__Exercise description__
Report each line from the entries in which "size" can be found.
==== The data ====
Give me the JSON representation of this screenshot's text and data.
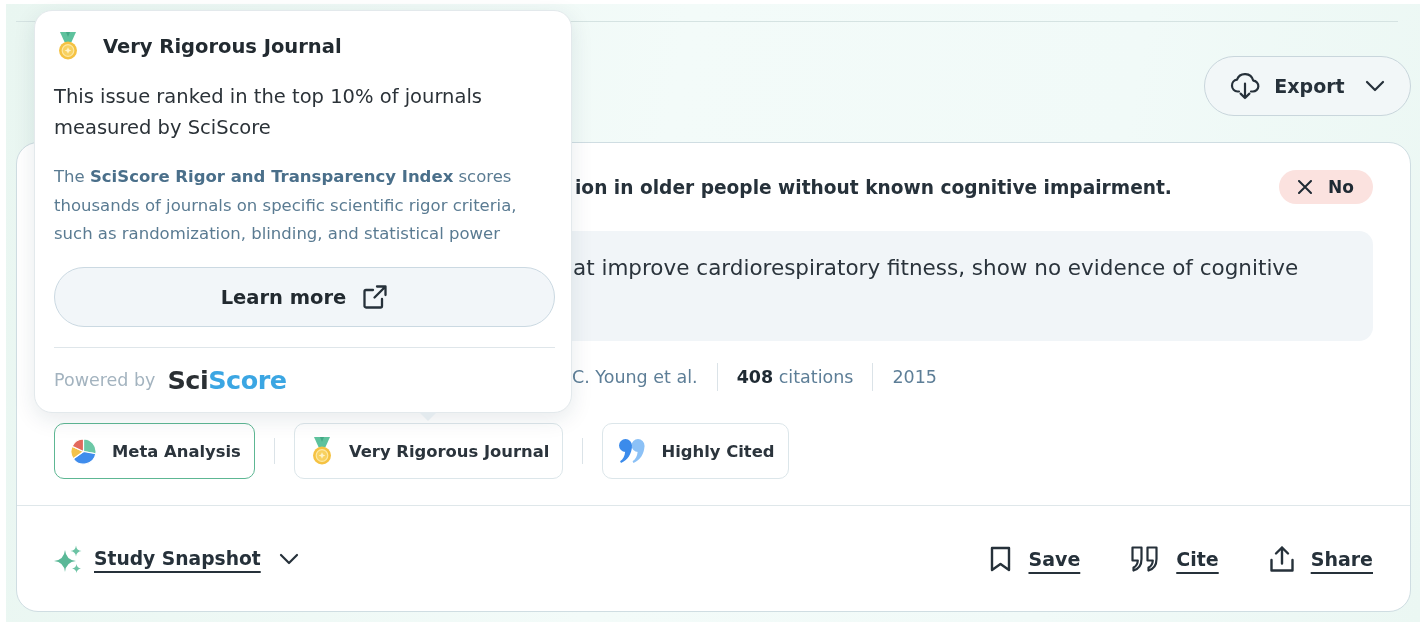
{
  "toolbar": {
    "export_button": {
      "label": "Export"
    }
  },
  "result_card": {
    "claim": {
      "text": "ion in older people without known cognitive impairment.",
      "answer": {
        "label": "No",
        "kind": "no"
      }
    },
    "excerpt": "at improve cardiorespiratory fitness, show no evidence of cognitive",
    "meta": {
      "authors": "C. Young et al.",
      "citations": "**408** citations",
      "year": "2015"
    },
    "badges": [
      {
        "kind": "meta_analysis",
        "label": "Meta Analysis",
        "highlighted": true
      },
      {
        "kind": "rigorous_journal",
        "label": "Very Rigorous Journal",
        "highlighted": false
      },
      {
        "kind": "highly_cited",
        "label": "Highly Cited",
        "highlighted": false
      }
    ],
    "footer": {
      "snapshot": {
        "label": "Study Snapshot",
        "expanded": false
      },
      "actions": [
        {
          "kind": "save",
          "label": "Save"
        },
        {
          "kind": "cite",
          "label": "Cite"
        },
        {
          "kind": "share",
          "label": "Share"
        }
      ]
    }
  },
  "tooltip": {
    "title": "Very Rigorous Journal",
    "summary": "This issue ranked in the top 10% of journals measured by SciScore",
    "description": "The **SciScore Rigor and Transparency Index** scores thousands of journals on specific scientific rigor criteria, such as randomization, blinding, and statistical power",
    "button": {
      "label": "Learn more"
    },
    "powered_by": "Powered by",
    "logo": {
      "dark": "Sci",
      "accent": "Score"
    }
  }
}
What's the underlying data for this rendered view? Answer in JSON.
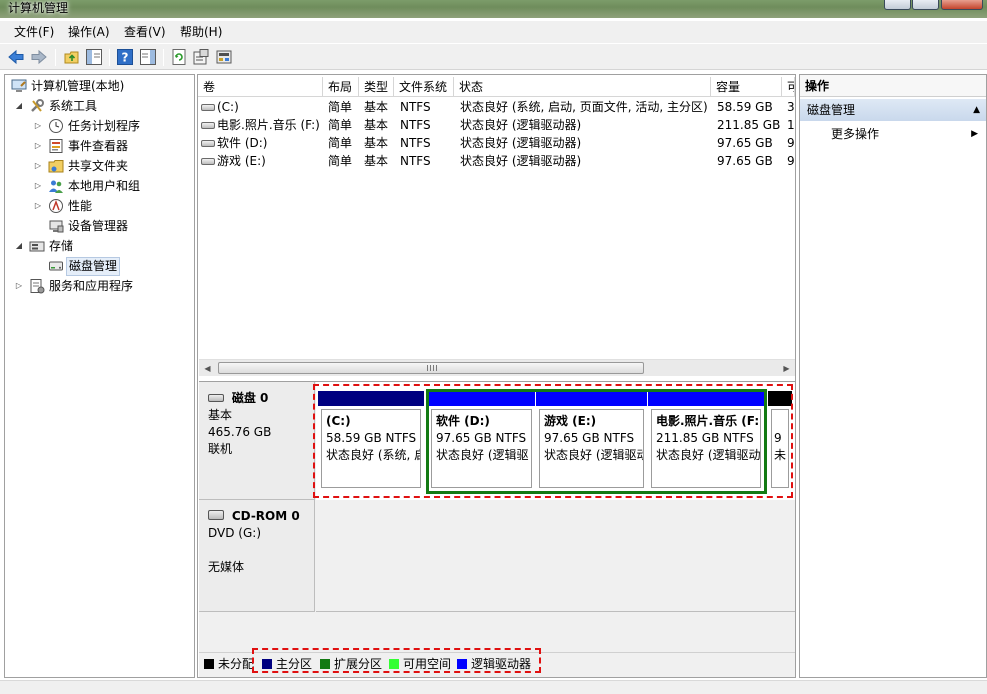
{
  "window": {
    "title": "计算机管理"
  },
  "menu": {
    "file": "文件(F)",
    "action": "操作(A)",
    "view": "查看(V)",
    "help": "帮助(H)"
  },
  "tree": {
    "root": "计算机管理(本地)",
    "system_tools": "系统工具",
    "task_scheduler": "任务计划程序",
    "event_viewer": "事件查看器",
    "shared_folders": "共享文件夹",
    "local_users": "本地用户和组",
    "performance": "性能",
    "device_manager": "设备管理器",
    "storage": "存储",
    "disk_management": "磁盘管理",
    "services_apps": "服务和应用程序"
  },
  "volumes": {
    "columns": {
      "volume": "卷",
      "layout": "布局",
      "type": "类型",
      "fs": "文件系统",
      "status": "状态",
      "capacity": "容量",
      "free": "可"
    },
    "rows": [
      {
        "name": "(C:)",
        "layout": "简单",
        "type": "基本",
        "fs": "NTFS",
        "status": "状态良好 (系统, 启动, 页面文件, 活动, 主分区)",
        "capacity": "58.59 GB",
        "free": "3"
      },
      {
        "name": "电影.照片.音乐 (F:)",
        "layout": "简单",
        "type": "基本",
        "fs": "NTFS",
        "status": "状态良好 (逻辑驱动器)",
        "capacity": "211.85 GB",
        "free": "1"
      },
      {
        "name": "软件 (D:)",
        "layout": "简单",
        "type": "基本",
        "fs": "NTFS",
        "status": "状态良好 (逻辑驱动器)",
        "capacity": "97.65 GB",
        "free": "9"
      },
      {
        "name": "游戏 (E:)",
        "layout": "简单",
        "type": "基本",
        "fs": "NTFS",
        "status": "状态良好 (逻辑驱动器)",
        "capacity": "97.65 GB",
        "free": "9"
      }
    ],
    "scroll_grip": "III"
  },
  "disk0": {
    "name": "磁盘 0",
    "kind": "基本",
    "size": "465.76 GB",
    "state": "联机",
    "partitions": [
      {
        "name": "(C:)",
        "size": "58.59 GB NTFS",
        "status": "状态良好 (系统, 启",
        "color": "#000080"
      },
      {
        "name": "软件 (D:)",
        "size": "97.65 GB NTFS",
        "status": "状态良好 (逻辑驱",
        "color": "#0000ff"
      },
      {
        "name": "游戏 (E:)",
        "size": "97.65 GB NTFS",
        "status": "状态良好 (逻辑驱动",
        "color": "#0000ff"
      },
      {
        "name": "电影.照片.音乐 (F:",
        "size": "211.85 GB NTFS",
        "status": "状态良好 (逻辑驱动",
        "color": "#0000ff"
      },
      {
        "name": "",
        "size": "9",
        "status": "未",
        "color": "#000000"
      }
    ]
  },
  "cdrom0": {
    "name": "CD-ROM 0",
    "drive": "DVD (G:)",
    "media": "无媒体"
  },
  "legend": [
    {
      "label": "未分配",
      "color": "#000000"
    },
    {
      "label": "主分区",
      "color": "#000080"
    },
    {
      "label": "扩展分区",
      "color": "#137a13"
    },
    {
      "label": "可用空间",
      "color": "#33ff33"
    },
    {
      "label": "逻辑驱动器",
      "color": "#0000ff"
    }
  ],
  "actions": {
    "header": "操作",
    "section": "磁盘管理",
    "more": "更多操作"
  }
}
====
__Result of the task__
    "size": "465.76 GB",
        "size": "58.59 GB NTFS",
        "size": "97.65 GB NTFS",
        "size": "97.65 GB NTFS",
        "size": "211.85 GB NTFS",
        "size": "9",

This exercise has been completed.